### WORK TASK
Ignoring the pictures, repeat every entry below exactly as it appears.

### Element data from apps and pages
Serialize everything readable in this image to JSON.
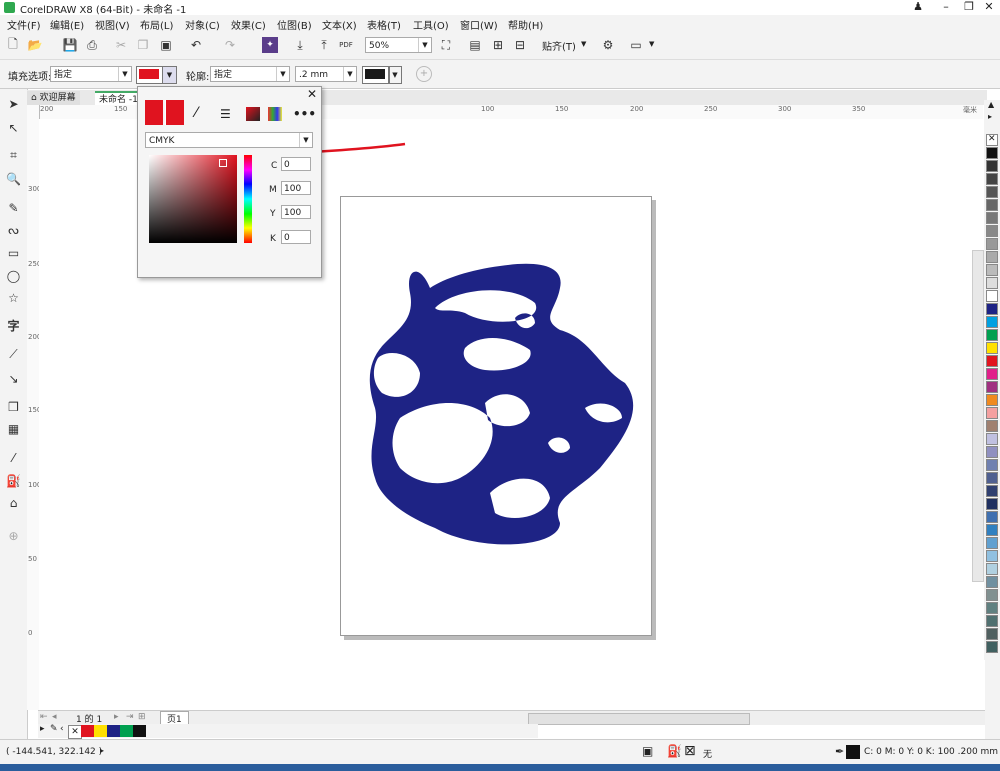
{
  "window": {
    "title": "CorelDRAW X8 (64-Bit) - 未命名 -1"
  },
  "menu": [
    "文件(F)",
    "编辑(E)",
    "视图(V)",
    "布局(L)",
    "对象(C)",
    "效果(C)",
    "位图(B)",
    "文本(X)",
    "表格(T)",
    "工具(O)",
    "窗口(W)",
    "帮助(H)"
  ],
  "toolbar": {
    "zoom": "50%",
    "snap": "贴齐(T)",
    "pdf": "PDF"
  },
  "propbar": {
    "fill_label": "填充选项:",
    "fill_value": "指定",
    "outline_label": "轮廓:",
    "outline_value": "指定",
    "outline_width": ".2 mm"
  },
  "tabs": {
    "welcome": "欢迎屏幕",
    "doc": "未命名 -1"
  },
  "ruler": {
    "h_ticks": [
      "200",
      "150",
      "100",
      "150",
      "200",
      "250",
      "300",
      "350"
    ],
    "h_unit": "毫米",
    "v_ticks": [
      "300",
      "250",
      "200",
      "150",
      "100",
      "50",
      "0"
    ]
  },
  "picker": {
    "model": "CMYK",
    "c_label": "C",
    "m_label": "M",
    "y_label": "Y",
    "k_label": "K",
    "c": "0",
    "m": "100",
    "y": "100",
    "k": "0",
    "color": "#e0131f"
  },
  "pagenav": {
    "pages": "1 的 1",
    "tab": "页1"
  },
  "status": {
    "coords": "( -144.541, 322.142 )",
    "none": "无",
    "color_info": "C: 0 M: 0 Y: 0 K: 100  .200 mm"
  },
  "colors": {
    "accent": "#e0131f",
    "shape": "#1e2385"
  }
}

### YOUR SOLUTION
Serialize everything readable in this image to JSON.
{
  "window": {
    "title": "CorelDRAW X8 (64-Bit) - 未命名 -1"
  },
  "menu": [
    "文件(F)",
    "编辑(E)",
    "视图(V)",
    "布局(L)",
    "对象(C)",
    "效果(C)",
    "位图(B)",
    "文本(X)",
    "表格(T)",
    "工具(O)",
    "窗口(W)",
    "帮助(H)"
  ],
  "toolbar": {
    "zoom": "50%",
    "snap": "贴齐(T)",
    "pdf": "PDF"
  },
  "propbar": {
    "fill_label": "填充选项:",
    "fill_value": "指定",
    "outline_label": "轮廓:",
    "outline_value": "指定",
    "outline_width": ".2 mm"
  },
  "tabs": {
    "welcome": "欢迎屏幕",
    "doc": "未命名 -1"
  },
  "ruler": {
    "h_ticks": [
      "200",
      "150",
      "100",
      "150",
      "200",
      "250",
      "300",
      "350"
    ],
    "h_unit": "毫米",
    "v_ticks": [
      "300",
      "250",
      "200",
      "150",
      "100",
      "50",
      "0"
    ]
  },
  "picker": {
    "model": "CMYK",
    "c_label": "C",
    "m_label": "M",
    "y_label": "Y",
    "k_label": "K",
    "c": "0",
    "m": "100",
    "y": "100",
    "k": "0",
    "color": "#e0131f"
  },
  "pagenav": {
    "pages": "1 的 1",
    "tab": "页1"
  },
  "status": {
    "coords": "( -144.541, 322.142 )",
    "none": "无",
    "color_info": "C: 0 M: 0 Y: 0 K: 100  .200 mm"
  },
  "colors": {
    "accent": "#e0131f",
    "shape": "#1e2385"
  }
}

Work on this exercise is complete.